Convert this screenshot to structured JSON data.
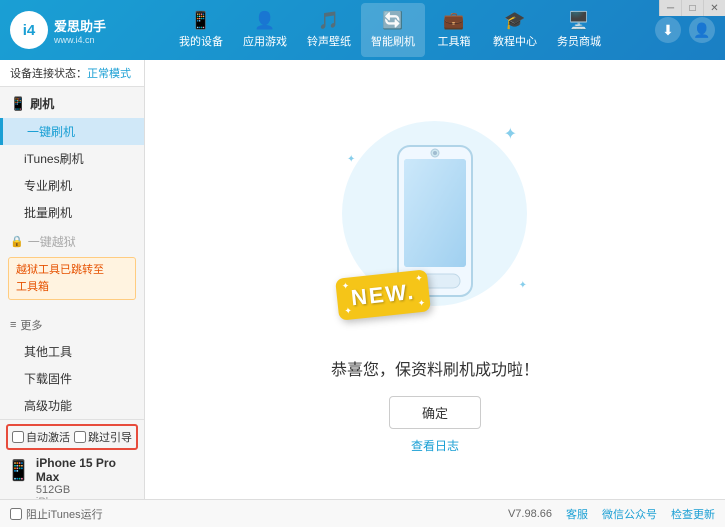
{
  "app": {
    "title": "爱思助手",
    "subtitle": "www.i4.cn"
  },
  "window_controls": {
    "minimize": "─",
    "maximize": "□",
    "close": "✕"
  },
  "nav": {
    "tabs": [
      {
        "id": "my-device",
        "label": "我的设备",
        "icon": "📱"
      },
      {
        "id": "apps-games",
        "label": "应用游戏",
        "icon": "👤"
      },
      {
        "id": "ringtones",
        "label": "铃声壁纸",
        "icon": "🎵"
      },
      {
        "id": "smart-flash",
        "label": "智能刷机",
        "icon": "🔄",
        "active": true
      },
      {
        "id": "toolbox",
        "label": "工具箱",
        "icon": "💼"
      },
      {
        "id": "tutorials",
        "label": "教程中心",
        "icon": "🎓"
      },
      {
        "id": "service",
        "label": "务员商城",
        "icon": "🖥️"
      }
    ]
  },
  "header_right": {
    "download_icon": "⬇",
    "user_icon": "👤"
  },
  "sidebar": {
    "status_label": "设备连接状态：",
    "status_value": "正常模式",
    "flash_section": {
      "label": "刷机",
      "icon": "📱"
    },
    "items": [
      {
        "id": "one-key-flash",
        "label": "一键刷机",
        "active": true
      },
      {
        "id": "itunes-flash",
        "label": "iTunes刷机",
        "active": false
      },
      {
        "id": "pro-flash",
        "label": "专业刷机",
        "active": false
      },
      {
        "id": "batch-flash",
        "label": "批量刷机",
        "active": false
      }
    ],
    "disabled_item": {
      "label": "一键越狱",
      "icon": "🔒"
    },
    "warning_text": "越狱工具已跳转至\n工具箱",
    "more_section": {
      "label": "更多"
    },
    "more_items": [
      {
        "id": "other-tools",
        "label": "其他工具"
      },
      {
        "id": "download-firmware",
        "label": "下载固件"
      },
      {
        "id": "advanced",
        "label": "高级功能"
      }
    ]
  },
  "device": {
    "auto_activate": "自动激活",
    "guide_activate": "跳过引导",
    "name": "iPhone 15 Pro Max",
    "storage": "512GB",
    "type": "iPhone"
  },
  "bottom": {
    "itunes_label": "阻止iTunes运行",
    "version": "V7.98.66",
    "feedback": "客服",
    "wechat": "微信公众号",
    "check_update": "检查更新"
  },
  "content": {
    "success_message": "恭喜您，保资料刷机成功啦！",
    "confirm_button": "确定",
    "log_link": "查看日志",
    "new_badge": "NEW.",
    "sparkle_char": "✦"
  }
}
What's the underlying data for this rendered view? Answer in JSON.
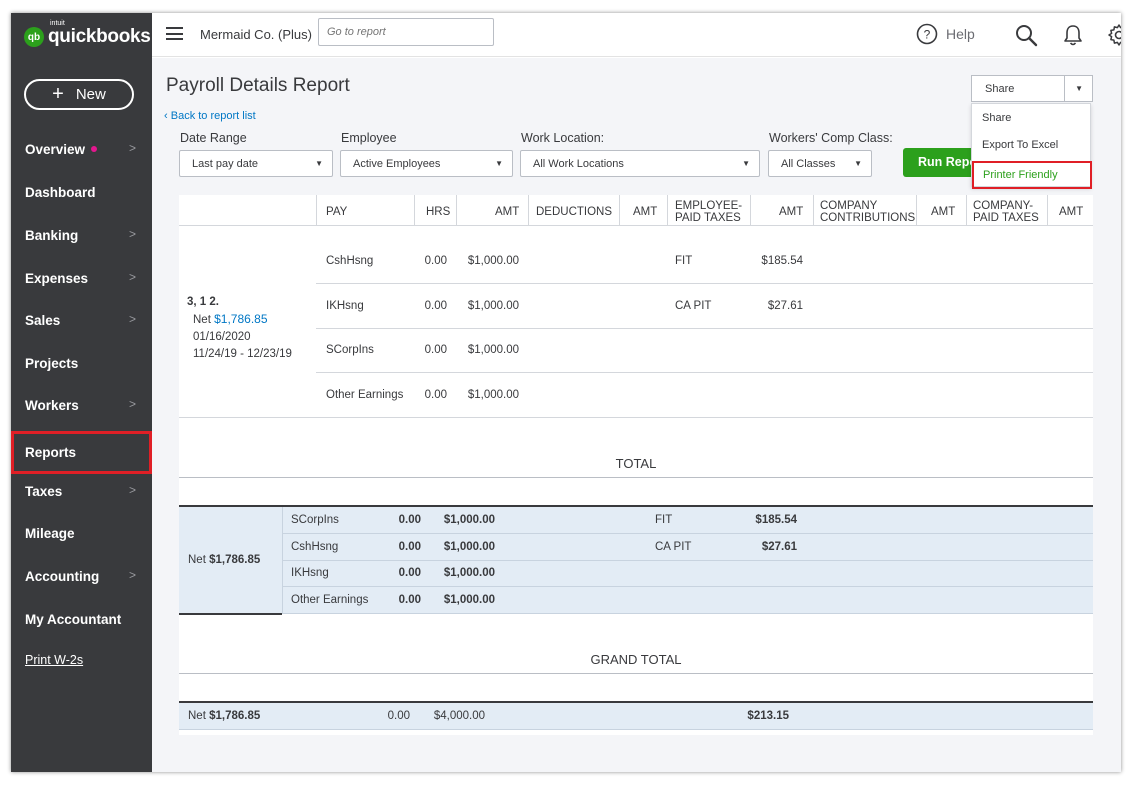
{
  "app": {
    "logo_intuit": "intuit",
    "logo_text": "quickbooks",
    "logo_badge": "qb"
  },
  "sidebar": {
    "new_label": "New",
    "items": [
      {
        "label": "Overview",
        "has_dot": true,
        "chevron": true
      },
      {
        "label": "Dashboard",
        "chevron": false
      },
      {
        "label": "Banking",
        "chevron": true
      },
      {
        "label": "Expenses",
        "chevron": true
      },
      {
        "label": "Sales",
        "chevron": true
      },
      {
        "label": "Projects",
        "chevron": false
      },
      {
        "label": "Workers",
        "chevron": true
      },
      {
        "label": "Reports",
        "chevron": false,
        "selected": true
      },
      {
        "label": "Taxes",
        "chevron": true
      },
      {
        "label": "Mileage",
        "chevron": false
      },
      {
        "label": "Accounting",
        "chevron": true
      },
      {
        "label": "My Accountant",
        "chevron": false
      },
      {
        "label": "Print W-2s",
        "chevron": false
      }
    ]
  },
  "header": {
    "company": "Mermaid Co. (Plus)",
    "goto_placeholder": "Go to report",
    "help_label": "Help",
    "icons": [
      "hamburger-icon",
      "help-icon",
      "search-icon",
      "bell-icon",
      "gear-icon"
    ]
  },
  "page": {
    "title": "Payroll Details Report",
    "back_link": "Back to report list",
    "filters": {
      "date_range_label": "Date Range",
      "date_range_value": "Last pay date",
      "employee_label": "Employee",
      "employee_value": "Active Employees",
      "work_location_label": "Work Location:",
      "work_location_value": "All Work Locations",
      "wc_label": "Workers' Comp Class:",
      "wc_value": "All Classes"
    },
    "run_report": "Run Report",
    "share": {
      "button": "Share",
      "menu": [
        "Share",
        "Export To Excel",
        "Printer Friendly"
      ],
      "highlighted": "Printer Friendly"
    }
  },
  "report": {
    "columns": {
      "pay": "PAY",
      "hrs": "HRS",
      "amt": "AMT",
      "deductions": "DEDUCTIONS",
      "amt2": "AMT",
      "emp_taxes_1": "EMPLOYEE-",
      "emp_taxes_2": "PAID TAXES",
      "amt3": "AMT",
      "company_contrib_1": "COMPANY",
      "company_contrib_2": "CONTRIBUTIONS",
      "amt4": "AMT",
      "company_taxes_1": "COMPANY-",
      "company_taxes_2": "PAID TAXES",
      "amt5": "AMT"
    },
    "employee": {
      "name": "3, 1 2.",
      "net_label": "Net",
      "net_value": "$1,786.85",
      "pay_date": "01/16/2020",
      "period": "11/24/19 -  12/23/19"
    },
    "rows": [
      {
        "pay": "CshHsng",
        "hrs": "0.00",
        "amt": "$1,000.00",
        "tax": "FIT",
        "tax_amt": "$185.54"
      },
      {
        "pay": "IKHsng",
        "hrs": "0.00",
        "amt": "$1,000.00",
        "tax": "CA PIT",
        "tax_amt": "$27.61"
      },
      {
        "pay": "SCorpIns",
        "hrs": "0.00",
        "amt": "$1,000.00",
        "tax": "",
        "tax_amt": ""
      },
      {
        "pay": "Other Earnings",
        "hrs": "0.00",
        "amt": "$1,000.00",
        "tax": "",
        "tax_amt": ""
      }
    ],
    "total": {
      "heading": "TOTAL",
      "net_label": "Net",
      "net_value": "$1,786.85",
      "rows": [
        {
          "pay": "SCorpIns",
          "hrs": "0.00",
          "amt": "$1,000.00",
          "tax": "FIT",
          "tax_amt": "$185.54"
        },
        {
          "pay": "CshHsng",
          "hrs": "0.00",
          "amt": "$1,000.00",
          "tax": "CA PIT",
          "tax_amt": "$27.61"
        },
        {
          "pay": "IKHsng",
          "hrs": "0.00",
          "amt": "$1,000.00",
          "tax": "",
          "tax_amt": ""
        },
        {
          "pay": "Other Earnings",
          "hrs": "0.00",
          "amt": "$1,000.00",
          "tax": "",
          "tax_amt": ""
        }
      ]
    },
    "grand_total": {
      "heading": "GRAND TOTAL",
      "net_label": "Net",
      "net_value": "$1,786.85",
      "hrs": "0.00",
      "amt": "$4,000.00",
      "tax_amt": "$213.15"
    }
  }
}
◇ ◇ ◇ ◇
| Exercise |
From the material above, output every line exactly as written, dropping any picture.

| Exercise result |
Convert this screenshot to structured JSON data.
{
  "app": {
    "title": "爱思助手",
    "subtitle": "www.i4.cn"
  },
  "window_controls": {
    "minimize": "─",
    "maximize": "□",
    "close": "✕"
  },
  "nav": {
    "tabs": [
      {
        "id": "my-device",
        "label": "我的设备",
        "icon": "📱"
      },
      {
        "id": "apps-games",
        "label": "应用游戏",
        "icon": "👤"
      },
      {
        "id": "ringtones",
        "label": "铃声壁纸",
        "icon": "🎵"
      },
      {
        "id": "smart-flash",
        "label": "智能刷机",
        "icon": "🔄",
        "active": true
      },
      {
        "id": "toolbox",
        "label": "工具箱",
        "icon": "💼"
      },
      {
        "id": "tutorials",
        "label": "教程中心",
        "icon": "🎓"
      },
      {
        "id": "service",
        "label": "务员商城",
        "icon": "🖥️"
      }
    ]
  },
  "header_right": {
    "download_icon": "⬇",
    "user_icon": "👤"
  },
  "sidebar": {
    "status_label": "设备连接状态：",
    "status_value": "正常模式",
    "flash_section": {
      "label": "刷机",
      "icon": "📱"
    },
    "items": [
      {
        "id": "one-key-flash",
        "label": "一键刷机",
        "active": true
      },
      {
        "id": "itunes-flash",
        "label": "iTunes刷机",
        "active": false
      },
      {
        "id": "pro-flash",
        "label": "专业刷机",
        "active": false
      },
      {
        "id": "batch-flash",
        "label": "批量刷机",
        "active": false
      }
    ],
    "disabled_item": {
      "label": "一键越狱",
      "icon": "🔒"
    },
    "warning_text": "越狱工具已跳转至\n工具箱",
    "more_section": {
      "label": "更多"
    },
    "more_items": [
      {
        "id": "other-tools",
        "label": "其他工具"
      },
      {
        "id": "download-firmware",
        "label": "下载固件"
      },
      {
        "id": "advanced",
        "label": "高级功能"
      }
    ]
  },
  "device": {
    "auto_activate": "自动激活",
    "guide_activate": "跳过引导",
    "name": "iPhone 15 Pro Max",
    "storage": "512GB",
    "type": "iPhone"
  },
  "bottom": {
    "itunes_label": "阻止iTunes运行",
    "version": "V7.98.66",
    "feedback": "客服",
    "wechat": "微信公众号",
    "check_update": "检查更新"
  },
  "content": {
    "success_message": "恭喜您，保资料刷机成功啦！",
    "confirm_button": "确定",
    "log_link": "查看日志",
    "new_badge": "NEW.",
    "sparkle_char": "✦"
  }
}
What's the underlying data for this rendered view? Answer in JSON.
{
  "app": {
    "logo_intuit": "intuit",
    "logo_text": "quickbooks",
    "logo_badge": "qb"
  },
  "sidebar": {
    "new_label": "New",
    "items": [
      {
        "label": "Overview",
        "has_dot": true,
        "chevron": true
      },
      {
        "label": "Dashboard",
        "chevron": false
      },
      {
        "label": "Banking",
        "chevron": true
      },
      {
        "label": "Expenses",
        "chevron": true
      },
      {
        "label": "Sales",
        "chevron": true
      },
      {
        "label": "Projects",
        "chevron": false
      },
      {
        "label": "Workers",
        "chevron": true
      },
      {
        "label": "Reports",
        "chevron": false,
        "selected": true
      },
      {
        "label": "Taxes",
        "chevron": true
      },
      {
        "label": "Mileage",
        "chevron": false
      },
      {
        "label": "Accounting",
        "chevron": true
      },
      {
        "label": "My Accountant",
        "chevron": false
      },
      {
        "label": "Print W-2s",
        "chevron": false
      }
    ]
  },
  "header": {
    "company": "Mermaid Co. (Plus)",
    "goto_placeholder": "Go to report",
    "help_label": "Help",
    "icons": [
      "hamburger-icon",
      "help-icon",
      "search-icon",
      "bell-icon",
      "gear-icon"
    ]
  },
  "page": {
    "title": "Payroll Details Report",
    "back_link": "Back to report list",
    "filters": {
      "date_range_label": "Date Range",
      "date_range_value": "Last pay date",
      "employee_label": "Employee",
      "employee_value": "Active Employees",
      "work_location_label": "Work Location:",
      "work_location_value": "All Work Locations",
      "wc_label": "Workers' Comp Class:",
      "wc_value": "All Classes"
    },
    "run_report": "Run Report",
    "share": {
      "button": "Share",
      "menu": [
        "Share",
        "Export To Excel",
        "Printer Friendly"
      ],
      "highlighted": "Printer Friendly"
    }
  },
  "report": {
    "columns": {
      "pay": "PAY",
      "hrs": "HRS",
      "amt": "AMT",
      "deductions": "DEDUCTIONS",
      "amt2": "AMT",
      "emp_taxes_1": "EMPLOYEE-",
      "emp_taxes_2": "PAID TAXES",
      "amt3": "AMT",
      "company_contrib_1": "COMPANY",
      "company_contrib_2": "CONTRIBUTIONS",
      "amt4": "AMT",
      "company_taxes_1": "COMPANY-",
      "company_taxes_2": "PAID TAXES",
      "amt5": "AMT"
    },
    "employee": {
      "name": "3, 1 2.",
      "net_label": "Net",
      "net_value": "$1,786.85",
      "pay_date": "01/16/2020",
      "period": "11/24/19 -  12/23/19"
    },
    "rows": [
      {
        "pay": "CshHsng",
        "hrs": "0.00",
        "amt": "$1,000.00",
        "tax": "FIT",
        "tax_amt": "$185.54"
      },
      {
        "pay": "IKHsng",
        "hrs": "0.00",
        "amt": "$1,000.00",
        "tax": "CA PIT",
        "tax_amt": "$27.61"
      },
      {
        "pay": "SCorpIns",
        "hrs": "0.00",
        "amt": "$1,000.00",
        "tax": "",
        "tax_amt": ""
      },
      {
        "pay": "Other Earnings",
        "hrs": "0.00",
        "amt": "$1,000.00",
        "tax": "",
        "tax_amt": ""
      }
    ],
    "total": {
      "heading": "TOTAL",
      "net_label": "Net",
      "net_value": "$1,786.85",
      "rows": [
        {
          "pay": "SCorpIns",
          "hrs": "0.00",
          "amt": "$1,000.00",
          "tax": "FIT",
          "tax_amt": "$185.54"
        },
        {
          "pay": "CshHsng",
          "hrs": "0.00",
          "amt": "$1,000.00",
          "tax": "CA PIT",
          "tax_amt": "$27.61"
        },
        {
          "pay": "IKHsng",
          "hrs": "0.00",
          "amt": "$1,000.00",
          "tax": "",
          "tax_amt": ""
        },
        {
          "pay": "Other Earnings",
          "hrs": "0.00",
          "amt": "$1,000.00",
          "tax": "",
          "tax_amt": ""
        }
      ]
    },
    "grand_total": {
      "heading": "GRAND TOTAL",
      "net_label": "Net",
      "net_value": "$1,786.85",
      "hrs": "0.00",
      "amt": "$4,000.00",
      "tax_amt": "$213.15"
    }
  }
}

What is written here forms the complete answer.